The creation and development of the Vienna Initiative has been driven by the EIB, the European Commission, the EBRD, the IMF and the World Bank. Participants include the leading commercial banks of the region, central banks and national banking supervisory and regulatory authorities.
Maintaining credit during the crisis
The Vienna Initiative has provided a forum for decision-making and coordination, which has helped prevent a systemic banking crisis in the region and ensure that credit kept flowing to real economies during the crisis. The Initiative specifically sought to limit the negative fallout from uncoordinated policy responses to the global financial crisis and to avoid a massive and sudden deleveraging by cross-border bank groups in emerging Europe.
In addition, the EIB, the World Bank and the EBRD acted to maintain a flow of credit into these economies. Over the next years, International Financial Institutions involved in the initiative put together two joint action plans for the region with a combined total of €67 billion. These funds were used for investments to stimulate economic growth.
Coordinated, long-term policy action
After the immediate crisis abated, efforts turned to coordinating longer-term action as well as countering any re-emergence of financial stress. After new systemic concerns emerged in late 2011, it was decided to formalise these arrangements. The result was the “Vienna Initiative 2.0,” launched in January 2012.
Specifically, the objectives of the Vienna Initiative 2.0 are to:
avoid disorderly deleveraging
ensure that potential cross-border financial stability issues are resolved
ensure that policy action (notably in the supervisory area) is taken in the collective interest
Recent areas of work within the Vienna Initiative have included:
assessment of the effectiveness of financial instruments offered by IFIs
issues of financing innovation in CESEE, including a study co-authored by the EIB on the “State of innovation finance in CESEE”

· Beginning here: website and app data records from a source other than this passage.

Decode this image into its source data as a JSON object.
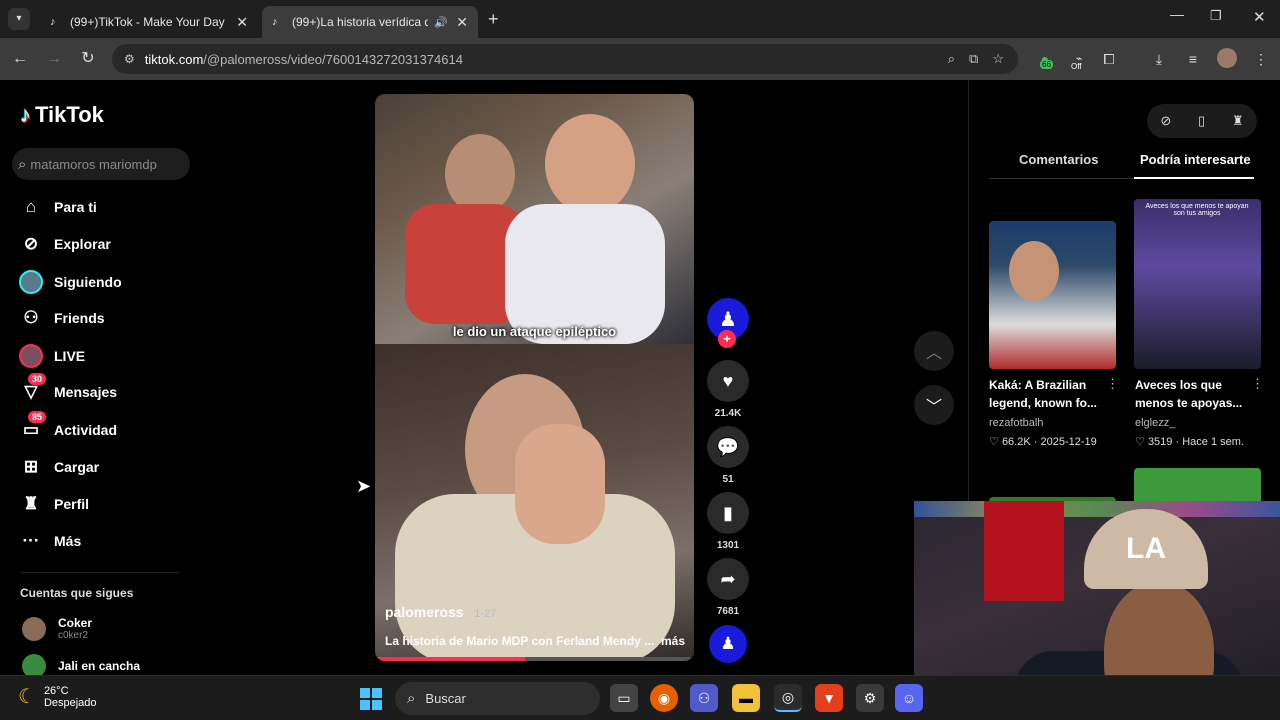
{
  "browser": {
    "tabs": [
      {
        "title": "(99+)TikTok - Make Your Day"
      },
      {
        "title": "(99+)La historia verídica de"
      }
    ],
    "url_host": "tiktok.com",
    "url_path": "/@palomeross/video/7600143272031374614",
    "extension_badge": "66",
    "extension_off": "Off"
  },
  "sidebar": {
    "logo": "TikTok",
    "search_placeholder": "matamoros mariomdp",
    "items": [
      {
        "label": "Para ti",
        "icon": "home-icon"
      },
      {
        "label": "Explorar",
        "icon": "compass-icon"
      },
      {
        "label": "Siguiendo",
        "icon": "following-avatar-icon"
      },
      {
        "label": "Friends",
        "icon": "friends-icon"
      },
      {
        "label": "LIVE",
        "icon": "live-icon"
      },
      {
        "label": "Mensajes",
        "icon": "messages-icon",
        "badge": "30"
      },
      {
        "label": "Actividad",
        "icon": "activity-icon",
        "badge": "85"
      },
      {
        "label": "Cargar",
        "icon": "upload-icon"
      },
      {
        "label": "Perfil",
        "icon": "profile-icon"
      },
      {
        "label": "Más",
        "icon": "more-icon"
      }
    ],
    "following_title": "Cuentas que sigues",
    "following": [
      {
        "name": "Coker",
        "handle": "c0ker2"
      },
      {
        "name": "Jali en cancha",
        "handle": ""
      }
    ]
  },
  "video": {
    "caption": "le dio un ataque epiléptico",
    "author": "palomeross",
    "duration": "· 1-27",
    "description": "La historia de Mario MDP con Ferland Mendy ...",
    "more_label": "más",
    "progress": 0.47,
    "likes": "21.4K",
    "comments": "51",
    "saves": "1301",
    "shares": "7681"
  },
  "right_panel": {
    "tabs": [
      "Comentarios",
      "Podría interesarte"
    ],
    "cards": [
      {
        "title": "Kaká: A Brazilian legend, known fo...",
        "author": "rezafotbalh",
        "likes": "66.2K",
        "date": "2025-12-19"
      },
      {
        "title": "Aveces los que menos te apoyas...",
        "author": "elglezz_",
        "likes": "3519",
        "date": "Hace 1 sem."
      }
    ],
    "thumb2_overlay": "Aveces los que menos te apoyan son tus amigos"
  },
  "webcam": {
    "cap_text": "LA"
  },
  "taskbar": {
    "temperature": "26°C",
    "weather": "Despejado",
    "search_label": "Buscar"
  },
  "colors": {
    "accent": "#fe2c55",
    "cyan": "#25f4ee",
    "creator_blue": "#1a1adb"
  }
}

monitoring credit market developments in the region with a particular focus on non-performing loans
assessment of the consequences of EU banking regulation and supervision measures on cross-border banking in CESEE